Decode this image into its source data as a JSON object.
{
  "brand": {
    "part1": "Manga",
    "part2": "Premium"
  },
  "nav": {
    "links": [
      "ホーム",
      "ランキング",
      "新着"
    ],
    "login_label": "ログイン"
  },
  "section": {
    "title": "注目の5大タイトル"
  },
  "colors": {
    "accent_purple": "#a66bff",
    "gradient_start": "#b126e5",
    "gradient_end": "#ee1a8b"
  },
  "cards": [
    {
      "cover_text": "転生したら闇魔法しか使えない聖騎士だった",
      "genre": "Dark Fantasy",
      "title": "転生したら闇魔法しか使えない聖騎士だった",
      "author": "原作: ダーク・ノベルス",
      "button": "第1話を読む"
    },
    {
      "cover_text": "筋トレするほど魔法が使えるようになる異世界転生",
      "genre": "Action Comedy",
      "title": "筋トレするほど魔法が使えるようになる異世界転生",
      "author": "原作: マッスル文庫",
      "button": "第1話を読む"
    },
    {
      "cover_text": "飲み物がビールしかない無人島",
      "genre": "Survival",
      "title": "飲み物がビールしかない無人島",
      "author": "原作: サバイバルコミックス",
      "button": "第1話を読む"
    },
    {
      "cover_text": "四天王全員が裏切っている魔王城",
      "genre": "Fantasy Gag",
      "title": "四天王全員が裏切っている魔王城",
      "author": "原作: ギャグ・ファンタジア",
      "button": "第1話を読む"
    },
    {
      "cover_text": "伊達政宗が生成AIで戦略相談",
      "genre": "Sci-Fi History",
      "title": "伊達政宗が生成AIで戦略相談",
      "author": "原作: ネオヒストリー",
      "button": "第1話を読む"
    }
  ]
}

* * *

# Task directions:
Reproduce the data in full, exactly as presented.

# Your response:
Decode this image into its source data as a JSON object.
{
  "brand": {
    "part1": "Manga",
    "part2": "Premium"
  },
  "nav": {
    "links": [
      "ホーム",
      "ランキング",
      "新着"
    ],
    "login_label": "ログイン"
  },
  "section": {
    "title": "注目の5大タイトル"
  },
  "colors": {
    "accent_purple": "#a66bff",
    "gradient_start": "#b126e5",
    "gradient_end": "#ee1a8b"
  },
  "cards": [
    {
      "cover_text": "転生したら闇魔法しか使えない聖騎士だった",
      "genre": "Dark Fantasy",
      "title": "転生したら闇魔法しか使えない聖騎士だった",
      "author": "原作: ダーク・ノベルス",
      "button": "第1話を読む"
    },
    {
      "cover_text": "筋トレするほど魔法が使えるようになる異世界転生",
      "genre": "Action Comedy",
      "title": "筋トレするほど魔法が使えるようになる異世界転生",
      "author": "原作: マッスル文庫",
      "button": "第1話を読む"
    },
    {
      "cover_text": "飲み物がビールしかない無人島",
      "genre": "Survival",
      "title": "飲み物がビールしかない無人島",
      "author": "原作: サバイバルコミックス",
      "button": "第1話を読む"
    },
    {
      "cover_text": "四天王全員が裏切っている魔王城",
      "genre": "Fantasy Gag",
      "title": "四天王全員が裏切っている魔王城",
      "author": "原作: ギャグ・ファンタジア",
      "button": "第1話を読む"
    },
    {
      "cover_text": "伊達政宗が生成AIで戦略相談",
      "genre": "Sci-Fi History",
      "title": "伊達政宗が生成AIで戦略相談",
      "author": "原作: ネオヒストリー",
      "button": "第1話を読む"
    }
  ]
}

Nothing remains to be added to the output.